She says the first production run was her biggest initial outlay with the launch costing £15K, funded by family money and her business partner. “The biggest risk was that I would have 10,000 bars in my living room for ages. I was pretty sure I could get my initial investment back,” she says. Normally manufacturers don’t like to do a trial run with the finished packaging in case ingredients change, but Suzie was keen for people to see the whole brand.
She set up a website with a shop on it, but she didn’t even get to make it live because the bars sold out to paleo diet followers on social media on pre-order. “People were ordering them without ever having tried them,” says Suzie. She sold 20,000 bars before the launch. She had envisaged boxing the bars up herself in her house, but by three days in that had become unmanageable. She couldn’t cope so she had to contact distributors and wholesalers. A big healthfood store contacted her on LinkedIn, but the terms – giving them free stock to get people interested – did not make sense to Suzie because she couldn’t make enough of the bars as they were selling so fast.
Since then she’s got a distributor who distributes to independent cafes, yoba clubs and gyms. Superdrug is selling the bars in its health and wellbeing section. She’s also been approached by Tesco and Waitrose – the bars will be sold by Tesco’s Nutri Centre and Ocado and the week that Workingmums.co.uk interviewed her she had been approached by the Daily Mail.

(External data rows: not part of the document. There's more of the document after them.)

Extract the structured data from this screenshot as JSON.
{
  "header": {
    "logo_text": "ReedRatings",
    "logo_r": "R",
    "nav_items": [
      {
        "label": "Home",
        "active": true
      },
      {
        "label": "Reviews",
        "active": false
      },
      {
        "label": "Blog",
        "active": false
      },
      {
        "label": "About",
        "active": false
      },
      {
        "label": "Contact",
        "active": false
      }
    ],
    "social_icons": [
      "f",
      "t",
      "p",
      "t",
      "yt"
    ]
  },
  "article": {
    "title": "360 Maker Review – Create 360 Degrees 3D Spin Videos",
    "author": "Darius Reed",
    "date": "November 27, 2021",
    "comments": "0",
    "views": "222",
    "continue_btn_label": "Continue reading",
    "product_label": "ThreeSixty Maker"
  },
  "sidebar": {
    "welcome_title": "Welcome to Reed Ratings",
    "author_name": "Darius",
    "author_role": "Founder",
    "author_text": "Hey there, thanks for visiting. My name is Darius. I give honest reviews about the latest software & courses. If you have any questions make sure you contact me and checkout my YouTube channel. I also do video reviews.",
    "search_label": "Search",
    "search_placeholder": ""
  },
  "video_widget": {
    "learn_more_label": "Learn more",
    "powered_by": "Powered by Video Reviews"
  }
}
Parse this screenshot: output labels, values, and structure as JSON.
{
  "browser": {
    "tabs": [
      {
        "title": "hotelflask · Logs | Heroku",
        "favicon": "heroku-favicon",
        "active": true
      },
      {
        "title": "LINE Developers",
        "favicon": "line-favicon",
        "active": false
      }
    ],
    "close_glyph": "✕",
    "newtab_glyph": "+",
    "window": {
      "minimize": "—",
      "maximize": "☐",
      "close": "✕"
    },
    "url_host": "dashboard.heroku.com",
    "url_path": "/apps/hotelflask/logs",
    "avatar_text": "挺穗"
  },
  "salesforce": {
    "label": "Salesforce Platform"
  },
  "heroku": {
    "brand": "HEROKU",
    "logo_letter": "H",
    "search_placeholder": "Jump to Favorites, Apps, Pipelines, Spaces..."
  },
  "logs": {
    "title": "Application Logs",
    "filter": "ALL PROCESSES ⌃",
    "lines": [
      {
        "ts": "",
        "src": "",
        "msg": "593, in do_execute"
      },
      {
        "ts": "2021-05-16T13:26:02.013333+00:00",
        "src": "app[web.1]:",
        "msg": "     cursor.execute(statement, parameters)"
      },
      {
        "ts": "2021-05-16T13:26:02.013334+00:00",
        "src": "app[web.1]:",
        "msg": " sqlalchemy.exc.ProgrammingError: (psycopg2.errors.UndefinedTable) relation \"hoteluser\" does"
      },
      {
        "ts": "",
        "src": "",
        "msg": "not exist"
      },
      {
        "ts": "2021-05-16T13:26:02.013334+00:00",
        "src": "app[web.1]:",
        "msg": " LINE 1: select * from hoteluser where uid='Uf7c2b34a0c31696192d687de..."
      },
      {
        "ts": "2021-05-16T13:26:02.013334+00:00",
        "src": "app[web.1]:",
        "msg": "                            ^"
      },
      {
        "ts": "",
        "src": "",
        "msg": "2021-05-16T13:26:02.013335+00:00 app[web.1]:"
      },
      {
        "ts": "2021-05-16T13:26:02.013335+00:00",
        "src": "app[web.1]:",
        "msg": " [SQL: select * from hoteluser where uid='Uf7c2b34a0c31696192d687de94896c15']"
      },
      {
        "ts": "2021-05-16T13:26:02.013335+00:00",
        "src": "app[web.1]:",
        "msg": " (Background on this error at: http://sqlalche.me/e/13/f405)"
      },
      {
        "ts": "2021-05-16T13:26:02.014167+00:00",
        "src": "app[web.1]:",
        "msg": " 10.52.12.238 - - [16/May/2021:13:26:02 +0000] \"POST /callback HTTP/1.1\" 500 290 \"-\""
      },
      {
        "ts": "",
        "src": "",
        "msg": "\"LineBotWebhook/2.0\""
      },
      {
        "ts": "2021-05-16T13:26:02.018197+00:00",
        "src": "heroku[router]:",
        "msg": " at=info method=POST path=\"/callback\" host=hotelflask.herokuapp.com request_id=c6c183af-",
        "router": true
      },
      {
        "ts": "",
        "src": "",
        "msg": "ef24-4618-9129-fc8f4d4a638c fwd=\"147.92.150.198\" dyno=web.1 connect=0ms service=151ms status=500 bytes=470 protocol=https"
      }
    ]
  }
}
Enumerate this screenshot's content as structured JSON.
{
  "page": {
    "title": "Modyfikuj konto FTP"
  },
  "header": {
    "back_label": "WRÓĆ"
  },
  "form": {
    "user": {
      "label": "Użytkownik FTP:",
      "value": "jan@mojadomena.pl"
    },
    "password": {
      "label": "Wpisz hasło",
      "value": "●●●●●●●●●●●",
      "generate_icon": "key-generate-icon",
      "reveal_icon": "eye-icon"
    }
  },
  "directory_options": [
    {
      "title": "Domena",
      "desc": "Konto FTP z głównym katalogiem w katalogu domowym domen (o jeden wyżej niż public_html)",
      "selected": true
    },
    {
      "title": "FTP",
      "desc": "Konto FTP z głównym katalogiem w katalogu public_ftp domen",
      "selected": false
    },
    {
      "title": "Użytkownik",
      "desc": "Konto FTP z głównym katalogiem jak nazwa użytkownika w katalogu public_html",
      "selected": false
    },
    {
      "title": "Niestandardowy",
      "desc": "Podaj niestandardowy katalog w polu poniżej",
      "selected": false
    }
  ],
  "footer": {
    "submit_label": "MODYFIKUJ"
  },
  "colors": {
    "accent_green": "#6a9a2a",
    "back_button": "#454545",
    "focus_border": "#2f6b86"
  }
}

Suzie has big plans for the future. A contact has set up her own business in South Africa selling the bars and Suzie has distributors in Denmark, Portugal, Belgium and Slovakia. She counsels to choose a distributor carefully as many want exclusive rights in their country and that could hamper future sales.
Suzie has also had to contend with trademark issues. Someone in the US took out the European trademark on Primal Kitchen so she has had to change the company name to Primal Pantry. “It wasn’t really noticeable,” she says. However, she had to tell everyone on social media, deal with SEO issues and contact everyone who had written about the bars.
The speed with which the business has taken off has had its drawbacks. Suzie struggles with cash flow as she has to pay for bigger production lines every time due to increasing demand. “I can’t take any money out at the moment,” she says. That has meant she had to keep seeing her nutrition clients on the side until December. She has childcare for four days a week [a childminder and pre-school], but is working seven days a week and has to keep checking emails, but she hopes things will calm down a bit this year. She is taking on someone in February and wants to focus on marketing more, including creating brand ambassadors or, as she calls them, primal warriors.
On the positive side, she turned over half a million pounds last year and aims for £1.5m this year so she can pay off all her credit cards. She has five different flavours on the market at the moment, including a nut-free seeds and berries bar, and has ideas for other ranges but needs extra funds to test them. She has had interest from people in the industry and from clients who want to invest and is looking at proposals.
Things are certainly moving fast and the learning curve has been steep, but Suzie has grasped the opportunity to do her own thing and, when she has more time to come up for air it seems that she will have a thriving business on her hands. From little seeds [nuts, fruit and berries], big things can grow.